Near Dark (1987): Kathryn Bigelow is one of my favourite modern day directors. She has directed so many films that I love: Strange Days (1995),  K-19: The Widowmaker (2002), and The Hurt Locker (2009). While Hurt Locker would win Miss Bigelow the Oscar for Best Director (making her the only woman to ever win the Best Director Award), my favourite film ever directed by her remains Near Dark. Near Dark is essentially a fusion of the Western with the vampire movie, centring on a young man who is turned by a band of vampires who roam the modern day West. Unlike other vampire movies from the era (Fright Night and The Lost Boys), Near Dark is played entirely seriously. Indeed, it is a movie that is both violent and frightening. What is more, it works as both a vampire movie and a Western. Some of Kathryn Bigelow's other films might be better known, but for me it was with Near Dark that she first truly utilised her talent to its fullest.

Ravenous (1999): I have seen the occasional internet troll claim that women can't direct comedies or action films. With Ravenous the late Antonia Bird proved them wrong on both accounts. Like Near Dark before it, Ravenous blends horror movies with Westerns. Unlike Near Dark it adds a dose of dark comedy and is set in California in the 1840s. As to the horror of the film, it is not the undead, but instead living men who have taken up cannibalism. Ravenous can be very funny one moment, only to become very frightening a few moments later. What is more, it is a very violent film (reportedly they ran out of fake blood for the climax of the film). Sadly, Ravenous would be the last feature film directed by Antonia Bird. She would do a good deal of work in television before dying of anaplastic thyroid cancer at age 62 in 2013.

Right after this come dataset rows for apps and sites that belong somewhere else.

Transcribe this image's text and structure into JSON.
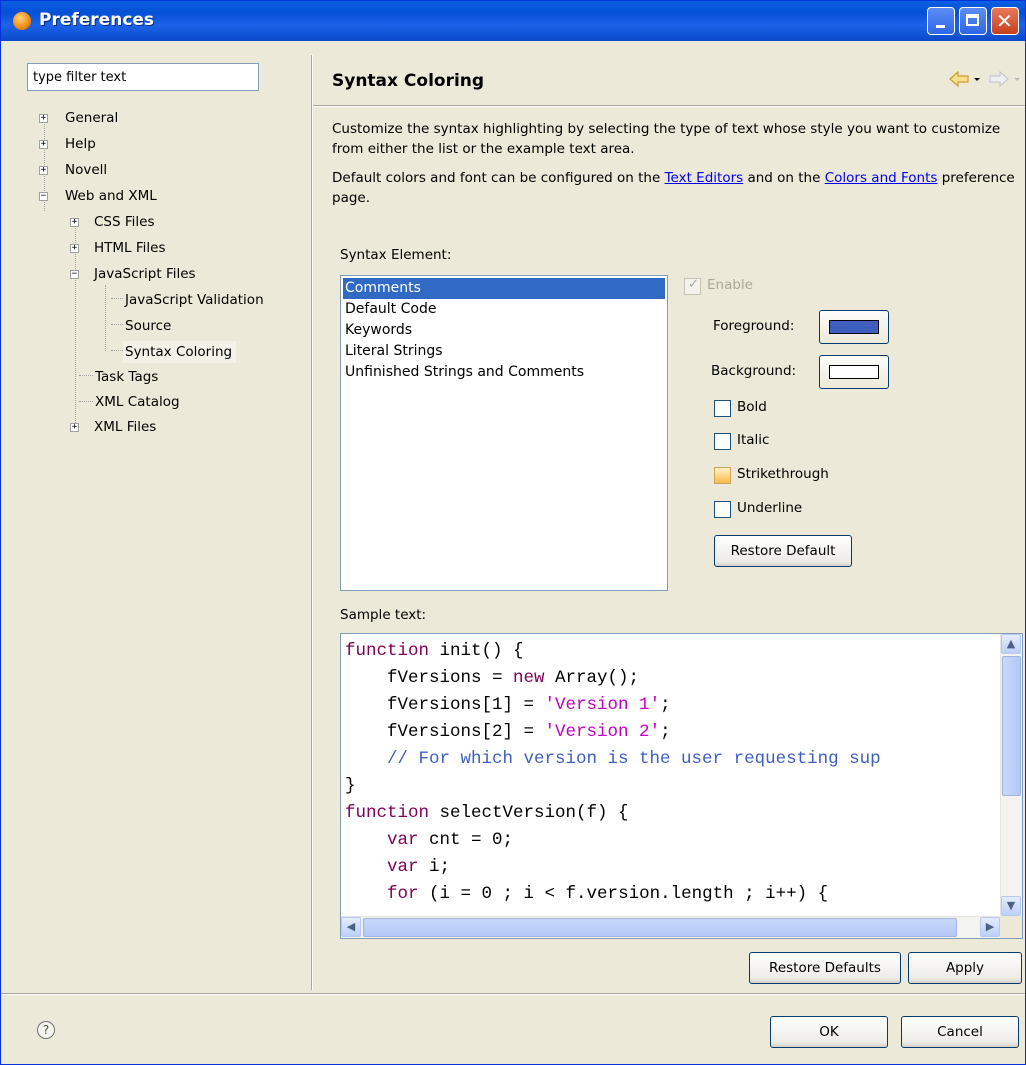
{
  "window": {
    "title": "Preferences"
  },
  "filter": {
    "placeholder": "type filter text",
    "value": "type filter text"
  },
  "tree": {
    "general": "General",
    "help": "Help",
    "novell": "Novell",
    "web_and_xml": "Web and XML",
    "css_files": "CSS Files",
    "html_files": "HTML Files",
    "javascript_files": "JavaScript Files",
    "javascript_validation": "JavaScript Validation",
    "source": "Source",
    "syntax_coloring": "Syntax Coloring",
    "task_tags": "Task Tags",
    "xml_catalog": "XML Catalog",
    "xml_files": "XML Files",
    "selected": "Syntax Coloring"
  },
  "page": {
    "title": "Syntax Coloring",
    "description1": "Customize the syntax highlighting by selecting the type of text whose style you want to customize from either the list or the example text area.",
    "description2_before": "Default colors and font can be configured on the ",
    "link_text_editors": "Text Editors",
    "description2_middle": " and on the ",
    "link_colors_fonts": "Colors and Fonts",
    "description2_after": " preference page."
  },
  "syntax": {
    "label": "Syntax Element:",
    "items": [
      "Comments",
      "Default Code",
      "Keywords",
      "Literal Strings",
      "Unfinished Strings and Comments"
    ],
    "selected": "Comments"
  },
  "style": {
    "enable_label": "Enable",
    "enable_checked": true,
    "foreground_label": "Foreground:",
    "foreground_color": "#3f5fbf",
    "background_label": "Background:",
    "background_color": "#ffffff",
    "bold_label": "Bold",
    "bold_checked": false,
    "italic_label": "Italic",
    "italic_checked": false,
    "strikethrough_label": "Strikethrough",
    "strikethrough_checked": false,
    "underline_label": "Underline",
    "underline_checked": false,
    "restore_default_label": "Restore Default"
  },
  "sample": {
    "label": "Sample text:",
    "colors": {
      "keyword": "#7f0055",
      "string": "#c000c0",
      "comment": "#3f5fbf",
      "default": "#000000"
    },
    "lines": [
      [
        {
          "t": "kw",
          "s": "function"
        },
        {
          "t": "d",
          "s": " init() {"
        }
      ],
      [
        {
          "t": "d",
          "s": "    fVersions = "
        },
        {
          "t": "kw",
          "s": "new"
        },
        {
          "t": "d",
          "s": " Array();"
        }
      ],
      [
        {
          "t": "d",
          "s": "    fVersions[1] = "
        },
        {
          "t": "str",
          "s": "'Version 1'"
        },
        {
          "t": "d",
          "s": ";"
        }
      ],
      [
        {
          "t": "d",
          "s": "    fVersions[2] = "
        },
        {
          "t": "str",
          "s": "'Version 2'"
        },
        {
          "t": "d",
          "s": ";"
        }
      ],
      [
        {
          "t": "cm",
          "s": "    // For which version is the user requesting sup"
        }
      ],
      [
        {
          "t": "d",
          "s": "}"
        }
      ],
      [
        {
          "t": "kw",
          "s": "function"
        },
        {
          "t": "d",
          "s": " selectVersion(f) {"
        }
      ],
      [
        {
          "t": "d",
          "s": "    "
        },
        {
          "t": "kw",
          "s": "var"
        },
        {
          "t": "d",
          "s": " cnt = 0;"
        }
      ],
      [
        {
          "t": "d",
          "s": "    "
        },
        {
          "t": "kw",
          "s": "var"
        },
        {
          "t": "d",
          "s": " i;"
        }
      ],
      [
        {
          "t": "d",
          "s": "    "
        },
        {
          "t": "kw",
          "s": "for"
        },
        {
          "t": "d",
          "s": " (i = 0 ; i < f.version.length ; i++) {"
        }
      ]
    ]
  },
  "buttons": {
    "restore_defaults": "Restore Defaults",
    "apply": "Apply",
    "ok": "OK",
    "cancel": "Cancel",
    "help_icon": "help-icon"
  }
}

Across the Universe (2007): Movies inspired by the music of The Beatles don't have a particularly good track record. The Beatles themselves starred in two truly great classics (A Hard Day's Night and Help!), and Yellow Submarine (1968) remains one of the greatest animated films ever made. Unfortunately, after The Beatles' breakup in 1970 we would see such atrocities as Sgt. Pepper's Lonely Hearts Club Band (1978) and Beatlemania (1981). Fortunately, there have been a few good movies inspired by the music of The Beatles made since. Across the Universe numbers among them. The plot of Across the Universe is paper thin, following of the lives of young Brits and Americans in the Sixties. That having been said, it more than makes up for its meagre plot with some incredible visuals and some of the best covers of The Beatles' songs ever recorded. Indeed, the sequence for "Happiness Is a Warm Gun" has to be seen to be believed. Across the Universe was directed by Julie Taymor, who is well known for her work on stage as both a director and a costume designer. With Across the Universe she accomplished something few others have done---a good Beatles movie without The Beatles.


KC said...

I love that you included Across the Universe! Definitely a film that should be better known. Even Paul McCartney loves it!

Terence Towles Canote said...

I adore Across the Universe. As I said, the plot is a bit flimsy, but the visuals and the music are incredible. And I love the in-jokes in the film, like the appearance of Blue Meanies (or what looks like Blue Meanies) in Eddie Issard's version of "For the Benefit of Mr. Kite".

Now that I think about it, I should have made this post "My Six Favourite Films...", as I left out A New Leaf. That is odd given the crush I have had on Elaine May all these years!

Hal said...

A great list. A few that I might have to find room for:

WHATEVER (1998) Susan Skoog
EVE'S BAYOU (1997) Kasi Lemmons
LOVE AND BASKETBALL (2000) Gina Prince-Bythewood

I also have a lot of love for Lupino's THE BIGAMIST.